For Black people, Juneteenth is a celebration of liberation, ancestral connection and the continuing fight for freedom at the federal level. After a year beleaguered by an unparalleled moral reckoning, the observance of Juneteenth took on a greater meaning and furthermore entered the national spotlight as an avenue to publicly declare solidarity with the movement against injustice. The Senate has now unanimously voted to recognized the centuries-old commemoration within the Black community as a federal holiday.
I look forward to bringing this bill to the Floor, and urge bipartisan support.
— Steny Hoyer (@LeaderHoyer) June 16, 2021
In the past, the legislation received pushback from Wisconsin Republican Senator Ron Johnson citing concerns of the paid day off for federal employees costing US taxpayers hundreds of millions of dollars. “Although I strongly support celebrating Emancipation, I objected to the cost and lack of debate,” said Johnson in a statement, per CNN. “While it still seems strange that having taxpayers provide federal employees paid time off is now required to celebrate the end of slavery, it is clear that there is no appetite in Congress to further discuss the matter.” The bill is being ushered to the House today for a final vote before it’ll move to President Joe Biden’s office to officially be signed into law. In a tweet earlier today, Majority House Leader Steny Hoyer wrote, “I look forward to bring this bill to the Floor, and urge bipartisan support.”
We didn’t ask for a Juneteenth to be observed as a national holiday, we wanted an end to police violence.
— zellie (@zellieimani) June 16, 2021

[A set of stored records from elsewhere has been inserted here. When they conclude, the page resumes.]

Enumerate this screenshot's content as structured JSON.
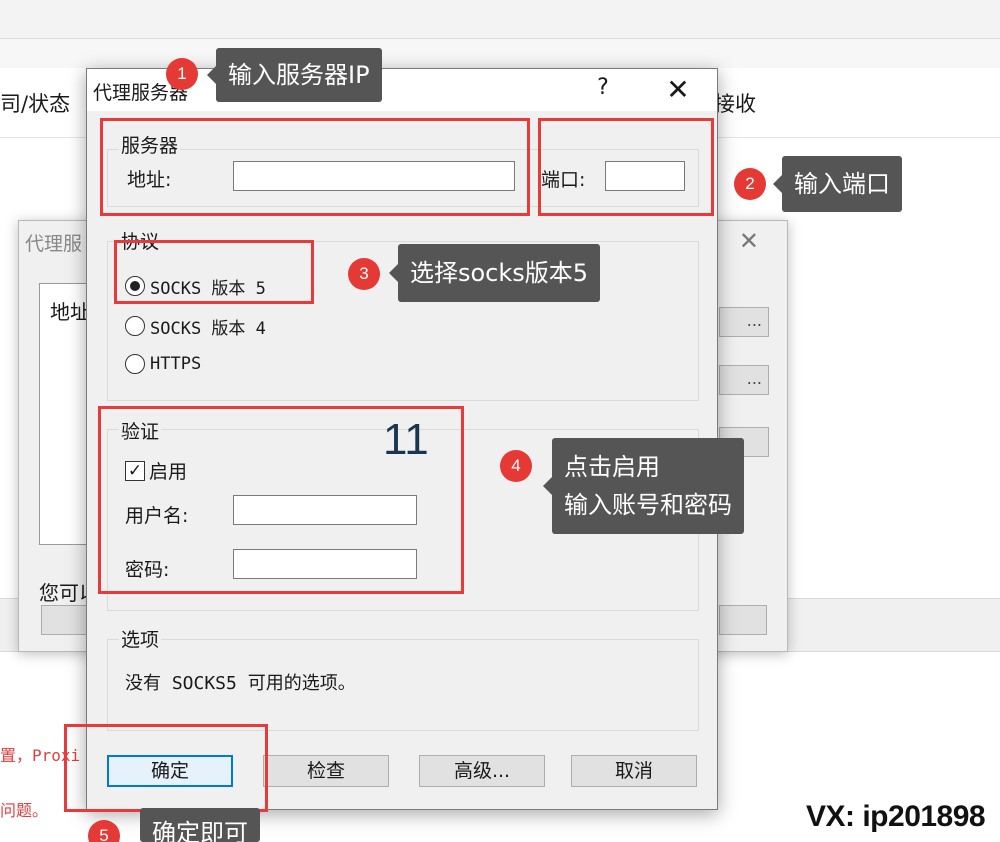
{
  "background": {
    "column_left": "司/状态",
    "column_right": "接收",
    "red_line_1": "置，Proxi",
    "red_line_2": "问题。"
  },
  "back_window": {
    "title": "代理服",
    "close_glyph": "✕",
    "list_header": "地址",
    "note": "您可以",
    "button_label": "..."
  },
  "dialog": {
    "title": "代理服务器",
    "help_glyph": "?",
    "close_glyph": "✕",
    "server_group": "服务器",
    "address_label": "地址:",
    "address_value": "",
    "port_label": "端口:",
    "port_value": "",
    "protocol_group": "协议",
    "protocols": [
      {
        "label": "SOCKS 版本 5",
        "selected": true
      },
      {
        "label": "SOCKS 版本 4",
        "selected": false
      },
      {
        "label": "HTTPS",
        "selected": false
      }
    ],
    "auth_group": "验证",
    "enable_label": "启用",
    "enable_checked": true,
    "username_label": "用户名:",
    "username_value": "",
    "password_label": "密码:",
    "password_value": "",
    "overlay_number": "11",
    "options_group": "选项",
    "options_text": "没有 SOCKS5 可用的选项。",
    "buttons": {
      "ok": "确定",
      "check": "检查",
      "advanced": "高级...",
      "cancel": "取消"
    }
  },
  "annotations": [
    {
      "number": "1",
      "text": "输入服务器IP"
    },
    {
      "number": "2",
      "text": "输入端口"
    },
    {
      "number": "3",
      "text": "选择socks版本5"
    },
    {
      "number": "4",
      "text_line1": "点击启用",
      "text_line2": "输入账号和密码"
    },
    {
      "number": "5",
      "text": "确定即可"
    }
  ],
  "watermark": "VX: ip201898",
  "colors": {
    "annotation_red": "#e53935",
    "tooltip_bg": "#555555",
    "default_button_border": "#0078d7"
  }
}
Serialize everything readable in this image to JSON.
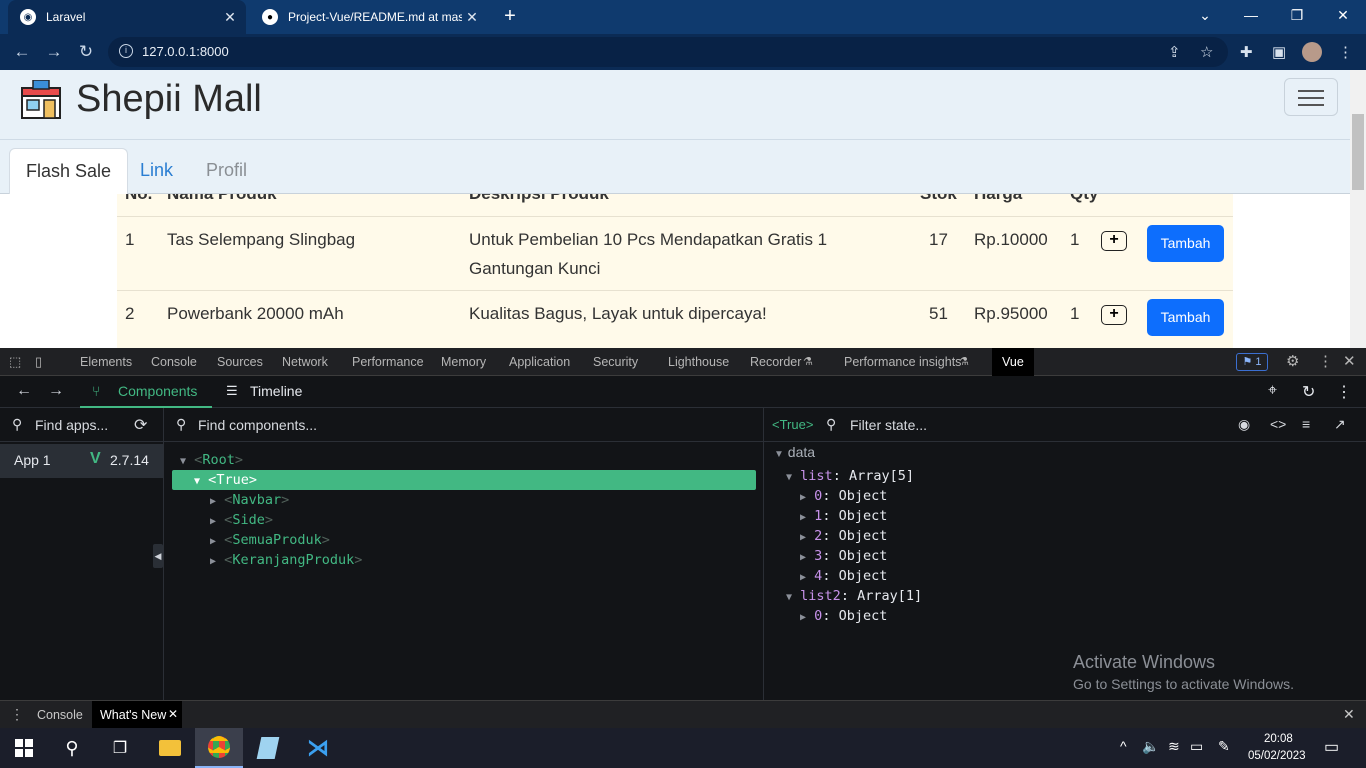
{
  "browser": {
    "tabs": [
      {
        "title": "Laravel"
      },
      {
        "title": "Project-Vue/README.md at mast"
      }
    ],
    "url": "127.0.0.1:8000"
  },
  "site": {
    "brand": "Shepii Mall",
    "tabs": [
      "Flash Sale",
      "Link",
      "Profil"
    ],
    "table": {
      "headers": [
        "No.",
        "Nama Produk",
        "Deskripsi Produk",
        "Stok",
        "Harga",
        "Qty"
      ],
      "rows": [
        {
          "no": "1",
          "name": "Tas Selempang Slingbag",
          "desc1": "Untuk Pembelian 10 Pcs Mendapatkan Gratis 1",
          "desc2": "Gantungan Kunci",
          "stock": "17",
          "price": "Rp.10000",
          "qty": "1",
          "button": "Tambah"
        },
        {
          "no": "2",
          "name": "Powerbank 20000 mAh",
          "desc1": "Kualitas Bagus, Layak untuk dipercaya!",
          "desc2": "",
          "stock": "51",
          "price": "Rp.95000",
          "qty": "1",
          "button": "Tambah"
        }
      ]
    }
  },
  "devtools": {
    "tabs": [
      "Elements",
      "Console",
      "Sources",
      "Network",
      "Performance",
      "Memory",
      "Application",
      "Security",
      "Lighthouse",
      "Recorder",
      "Performance insights",
      "Vue"
    ],
    "issues_count": "1",
    "vue": {
      "components_label": "Components",
      "timeline_label": "Timeline",
      "find_apps": "Find apps...",
      "app_name": "App 1",
      "vue_version": "2.7.14",
      "find_components": "Find components...",
      "tree": [
        {
          "name": "Root",
          "level": 0
        },
        {
          "name": "True",
          "level": 1
        },
        {
          "name": "Navbar",
          "level": 2
        },
        {
          "name": "Side",
          "level": 2
        },
        {
          "name": "SemuaProduk",
          "level": 2
        },
        {
          "name": "KeranjangProduk",
          "level": 2
        }
      ],
      "selected_component": "<True>",
      "filter_state": "Filter state...",
      "data_label": "data",
      "state": [
        {
          "key": "list",
          "value": "Array[5]",
          "expanded": true,
          "depth": 0
        },
        {
          "key": "0",
          "value": "Object",
          "depth": 1
        },
        {
          "key": "1",
          "value": "Object",
          "depth": 1
        },
        {
          "key": "2",
          "value": "Object",
          "depth": 1
        },
        {
          "key": "3",
          "value": "Object",
          "depth": 1
        },
        {
          "key": "4",
          "value": "Object",
          "depth": 1
        },
        {
          "key": "list2",
          "value": "Array[1]",
          "expanded": true,
          "depth": 0
        },
        {
          "key": "0",
          "value": "Object",
          "depth": 1
        }
      ]
    },
    "drawer_tabs": [
      "Console",
      "What's New"
    ]
  },
  "watermark": {
    "line1": "Activate Windows",
    "line2": "Go to Settings to activate Windows."
  },
  "taskbar": {
    "time": "20:08",
    "date": "05/02/2023"
  },
  "colors": {
    "vue_green": "#42b883",
    "button_blue": "#0d6efd",
    "chrome_frame": "#0f3a6e"
  }
}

In spite of Congress’ avidity to pass the bill into law ahead of Saturday’s inaugural festivities, many feel that the bill is a performative measure for a community that still feels as if Biden’s campaign promises to the Black community have yet to be fulfilled. Community organizer Zellie Imani wrote to Twitter, “We didn’t ask for a Juneteenth to be observed as a national holiday, we wanted an end to police violence.” Derek Chauvin’s upcoming sentencing for the murder of George Floyd (a once-in-a-lifetime police conviction) and the current opposition to teaching Critical Race Theory in America’s academia contextualize the fueling conversation of Congress’ inability to truly bolster progressive legislation. Echoing these sentiments, essayist Candice Marie Benbow wrote, “We asked for extensive voting rights protections, defunded police departments w/ resources reallocated to education, job training & other essential & underfunded areas, criminal justice system overhaul and reparations.”